Half of drivers surveyed by road safety charity Brake and Direct Line admit to breaking traffic laws, with 25% of them doing so through inattention and 23% doing so deliberately because they think they can get away with it or do not agree with the laws.
Brake suggests that this makes it clear that more needs to be done both to enforce traffic laws, and to persuade drivers to buy in to the importance of complying with them.
With dedicated traffic police numbers being cut back in recent years , Brake is concerned that UK roads are becoming "increasingly lawless territory". Police officers have reported that they have been forced to "retreat" from motorways, major and rural roads. At the same time, road deaths and serious injuries recently increased by 4% after decades of reductions. This follows Government casualty reduction targets being dropped in 2010.
Brake is calling on any new government to reverse this trend and make traffic enforcement a national policing priority, alongside giving greater impetus to bringing casualties down and making streets safer.
Other key findings from Brake and Direct Line's report on the state of UK driving include:
- UK drivers are more confident in the safety of their own driving than they were 10 years ago, with more than two thirds (69%) rating themselves as safer than most other drivers, up from half (50%) in 2005. Drivers judge each other more harshly than themselves, with the majority (58%) saying there are more dangerous drivers than safe drivers on UK roads.
- Young drivers (17-24) are most likely to rate their driving as safer than others, with three in five (58%) saying they are "much" safer. Given young drivers are proportionately involved in more crashes than older drivers, this suggests overconfidence is putting them at risk. Young drivers are more likely to rate the majority of other drivers as dangerous and to feel endangered by them, suggesting they may be more aware of bad habits that become habitual for experienced drivers.
- When asked what unsafe driving behaviours they witnessed most, distraction (such as from mobile phones) (71%), tailgating (71%), speeding (67%) and risking overtaking (66%) topped the list of UK drivers' concerns.

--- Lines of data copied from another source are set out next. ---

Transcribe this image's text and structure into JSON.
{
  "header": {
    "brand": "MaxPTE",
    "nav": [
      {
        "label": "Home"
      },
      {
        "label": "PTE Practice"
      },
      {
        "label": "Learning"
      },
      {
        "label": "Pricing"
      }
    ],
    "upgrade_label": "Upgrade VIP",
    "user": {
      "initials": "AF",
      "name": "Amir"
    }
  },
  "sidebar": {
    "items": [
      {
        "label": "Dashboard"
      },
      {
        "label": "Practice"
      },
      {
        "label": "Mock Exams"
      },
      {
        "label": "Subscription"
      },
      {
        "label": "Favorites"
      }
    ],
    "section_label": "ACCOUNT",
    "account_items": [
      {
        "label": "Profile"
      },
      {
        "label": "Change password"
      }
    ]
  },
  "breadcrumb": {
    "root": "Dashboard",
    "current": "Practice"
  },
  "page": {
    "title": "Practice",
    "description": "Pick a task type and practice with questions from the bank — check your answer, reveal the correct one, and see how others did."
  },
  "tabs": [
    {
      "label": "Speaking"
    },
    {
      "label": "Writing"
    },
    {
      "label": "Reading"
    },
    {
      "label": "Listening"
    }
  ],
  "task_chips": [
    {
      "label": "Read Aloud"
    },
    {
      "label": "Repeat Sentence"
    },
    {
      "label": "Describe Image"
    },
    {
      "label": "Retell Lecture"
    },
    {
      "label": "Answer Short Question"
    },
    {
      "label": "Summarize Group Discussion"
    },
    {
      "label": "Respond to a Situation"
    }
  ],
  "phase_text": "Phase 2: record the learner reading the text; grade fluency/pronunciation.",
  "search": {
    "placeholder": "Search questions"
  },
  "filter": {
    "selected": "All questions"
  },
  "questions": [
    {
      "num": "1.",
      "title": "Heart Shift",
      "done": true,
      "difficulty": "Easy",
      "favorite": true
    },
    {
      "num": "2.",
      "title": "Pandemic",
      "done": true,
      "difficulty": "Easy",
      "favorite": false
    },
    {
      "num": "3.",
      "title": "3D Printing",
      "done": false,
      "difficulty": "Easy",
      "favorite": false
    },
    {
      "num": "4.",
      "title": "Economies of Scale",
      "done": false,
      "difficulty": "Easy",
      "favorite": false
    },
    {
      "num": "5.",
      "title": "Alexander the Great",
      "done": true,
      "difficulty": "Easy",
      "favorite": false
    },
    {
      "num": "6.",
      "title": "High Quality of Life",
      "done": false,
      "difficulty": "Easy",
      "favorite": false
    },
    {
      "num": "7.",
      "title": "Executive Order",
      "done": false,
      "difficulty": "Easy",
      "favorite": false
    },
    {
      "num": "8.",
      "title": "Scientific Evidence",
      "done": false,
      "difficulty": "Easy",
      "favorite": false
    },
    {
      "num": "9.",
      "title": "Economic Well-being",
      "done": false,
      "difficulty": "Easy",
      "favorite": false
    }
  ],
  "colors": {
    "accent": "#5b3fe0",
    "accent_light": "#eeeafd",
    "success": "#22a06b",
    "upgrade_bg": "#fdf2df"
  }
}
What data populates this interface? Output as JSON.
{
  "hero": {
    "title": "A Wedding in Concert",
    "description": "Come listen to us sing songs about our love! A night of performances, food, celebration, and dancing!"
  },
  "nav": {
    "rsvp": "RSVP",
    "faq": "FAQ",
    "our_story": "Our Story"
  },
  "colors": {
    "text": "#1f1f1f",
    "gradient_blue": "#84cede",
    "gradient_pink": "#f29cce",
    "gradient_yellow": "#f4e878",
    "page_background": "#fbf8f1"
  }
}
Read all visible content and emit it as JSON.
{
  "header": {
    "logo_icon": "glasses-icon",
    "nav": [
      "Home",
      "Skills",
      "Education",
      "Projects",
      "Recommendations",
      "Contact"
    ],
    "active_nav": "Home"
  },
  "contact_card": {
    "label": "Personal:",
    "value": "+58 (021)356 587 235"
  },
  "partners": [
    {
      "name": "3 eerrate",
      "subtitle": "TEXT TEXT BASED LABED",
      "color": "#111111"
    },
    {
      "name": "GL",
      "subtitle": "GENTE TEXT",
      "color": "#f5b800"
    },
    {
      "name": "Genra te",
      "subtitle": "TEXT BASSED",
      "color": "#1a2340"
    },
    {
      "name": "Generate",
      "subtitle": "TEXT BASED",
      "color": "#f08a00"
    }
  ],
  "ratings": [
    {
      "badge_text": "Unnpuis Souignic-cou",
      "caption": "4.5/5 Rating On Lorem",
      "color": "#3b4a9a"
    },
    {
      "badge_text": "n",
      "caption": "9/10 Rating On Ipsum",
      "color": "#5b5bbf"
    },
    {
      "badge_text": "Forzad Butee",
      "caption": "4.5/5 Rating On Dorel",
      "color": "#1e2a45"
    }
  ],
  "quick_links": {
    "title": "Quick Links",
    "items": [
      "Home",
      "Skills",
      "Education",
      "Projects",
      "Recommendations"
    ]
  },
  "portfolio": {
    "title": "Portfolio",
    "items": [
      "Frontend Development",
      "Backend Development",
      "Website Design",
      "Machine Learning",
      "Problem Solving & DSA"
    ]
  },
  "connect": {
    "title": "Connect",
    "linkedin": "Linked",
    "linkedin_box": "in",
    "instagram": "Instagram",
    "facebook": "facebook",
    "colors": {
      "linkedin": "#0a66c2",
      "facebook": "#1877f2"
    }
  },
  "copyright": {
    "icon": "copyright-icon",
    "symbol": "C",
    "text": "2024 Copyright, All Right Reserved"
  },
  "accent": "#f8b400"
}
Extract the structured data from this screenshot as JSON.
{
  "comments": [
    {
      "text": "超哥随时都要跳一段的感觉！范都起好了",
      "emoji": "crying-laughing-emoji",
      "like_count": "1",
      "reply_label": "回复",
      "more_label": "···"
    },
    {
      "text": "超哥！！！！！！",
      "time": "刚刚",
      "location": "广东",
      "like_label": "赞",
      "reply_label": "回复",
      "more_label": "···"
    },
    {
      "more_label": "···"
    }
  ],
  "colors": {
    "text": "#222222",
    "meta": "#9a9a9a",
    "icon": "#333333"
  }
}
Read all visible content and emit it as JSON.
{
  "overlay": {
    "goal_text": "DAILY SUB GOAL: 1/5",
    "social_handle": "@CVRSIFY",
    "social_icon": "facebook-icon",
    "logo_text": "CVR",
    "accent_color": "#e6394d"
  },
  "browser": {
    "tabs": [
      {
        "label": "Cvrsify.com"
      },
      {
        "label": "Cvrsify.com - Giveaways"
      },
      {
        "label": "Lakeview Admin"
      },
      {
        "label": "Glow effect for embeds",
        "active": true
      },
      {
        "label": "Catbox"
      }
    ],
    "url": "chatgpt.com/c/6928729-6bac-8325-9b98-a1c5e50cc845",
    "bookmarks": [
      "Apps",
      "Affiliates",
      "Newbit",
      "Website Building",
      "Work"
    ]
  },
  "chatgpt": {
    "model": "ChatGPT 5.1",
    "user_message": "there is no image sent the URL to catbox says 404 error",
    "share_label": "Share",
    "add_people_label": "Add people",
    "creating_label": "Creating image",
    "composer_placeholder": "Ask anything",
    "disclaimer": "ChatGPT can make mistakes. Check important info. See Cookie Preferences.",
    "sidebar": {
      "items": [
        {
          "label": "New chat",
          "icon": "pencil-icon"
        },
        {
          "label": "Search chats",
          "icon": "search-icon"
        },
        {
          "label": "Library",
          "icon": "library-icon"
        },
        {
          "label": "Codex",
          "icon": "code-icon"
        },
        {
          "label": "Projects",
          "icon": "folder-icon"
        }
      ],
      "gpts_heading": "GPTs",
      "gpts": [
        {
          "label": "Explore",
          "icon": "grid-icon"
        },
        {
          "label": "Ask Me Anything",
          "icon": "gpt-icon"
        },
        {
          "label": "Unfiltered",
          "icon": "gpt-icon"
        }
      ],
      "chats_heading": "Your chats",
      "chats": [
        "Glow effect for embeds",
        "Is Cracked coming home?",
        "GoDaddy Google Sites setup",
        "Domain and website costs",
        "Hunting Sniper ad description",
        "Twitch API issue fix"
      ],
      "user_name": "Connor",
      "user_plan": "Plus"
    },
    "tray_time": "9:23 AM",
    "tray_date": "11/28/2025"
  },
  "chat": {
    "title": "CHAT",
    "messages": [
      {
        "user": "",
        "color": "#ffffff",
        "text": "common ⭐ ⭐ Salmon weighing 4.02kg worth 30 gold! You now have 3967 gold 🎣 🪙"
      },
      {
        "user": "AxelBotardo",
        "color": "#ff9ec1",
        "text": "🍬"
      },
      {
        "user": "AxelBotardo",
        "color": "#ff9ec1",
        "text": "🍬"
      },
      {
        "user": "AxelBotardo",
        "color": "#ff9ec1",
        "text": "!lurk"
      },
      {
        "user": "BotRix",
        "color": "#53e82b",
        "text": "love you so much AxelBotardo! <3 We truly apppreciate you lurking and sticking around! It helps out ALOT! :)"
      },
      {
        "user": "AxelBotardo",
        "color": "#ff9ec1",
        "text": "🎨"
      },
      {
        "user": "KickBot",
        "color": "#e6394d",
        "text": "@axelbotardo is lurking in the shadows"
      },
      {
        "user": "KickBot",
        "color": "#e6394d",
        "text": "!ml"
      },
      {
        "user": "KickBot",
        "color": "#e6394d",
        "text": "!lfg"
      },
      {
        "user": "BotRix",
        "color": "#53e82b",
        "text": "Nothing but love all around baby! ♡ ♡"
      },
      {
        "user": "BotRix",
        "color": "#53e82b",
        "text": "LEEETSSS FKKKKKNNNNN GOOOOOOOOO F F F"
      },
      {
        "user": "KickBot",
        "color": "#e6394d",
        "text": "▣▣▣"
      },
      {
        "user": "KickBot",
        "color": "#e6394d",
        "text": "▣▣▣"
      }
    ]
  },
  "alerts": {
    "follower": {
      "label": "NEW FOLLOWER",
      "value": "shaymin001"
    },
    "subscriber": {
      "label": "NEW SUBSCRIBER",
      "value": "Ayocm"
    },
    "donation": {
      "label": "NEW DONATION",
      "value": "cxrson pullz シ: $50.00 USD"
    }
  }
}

Julie Townsend, deputy chief executive of Brake, said: "As these figures make clear, law breaking on our roads is not just down to a minority but endemic. For whatever reason, many seem to feel they are beyond the law or that traffic laws are somehow optional. This represents a failure by Government to ensure traffic policing is receiving adequate priority and to make clear the importance and legitimacy of traffic laws. Traffic laws exist to save lives and prevent injuries and terrible suffering. No matter how experienced or skilled a driver you believe yourself to be, you cannot break them safely.
"Whoever takes power after 7 May needs to make traffic policing a national policing priority, to ensure there is a strong deterrent against risky law-breaking on roads. We also need to see road safety given greater political priority, to set casualties falling once more and deliver safer streets for communities everywhere. That means reintroducing road casualty reduction targets, and working harder to win the ideological battle, to ensure everyone who gets behind the wheel understands why the rules exist and accepts their responsibility to abide by them and keep people safe."
Rob Miles, director of motor at Direct Line, commented: "Drivers continue to flout the rules of the road without realising the devastating impact their actions can have. Traffic laws are there for a reason and breaking them puts lives at risk.
"Breaking the law whilst behind the wheel can lead to a criminal conviction and being declined for car insurance, with even minor offences leading to fines and increased insurance premiums."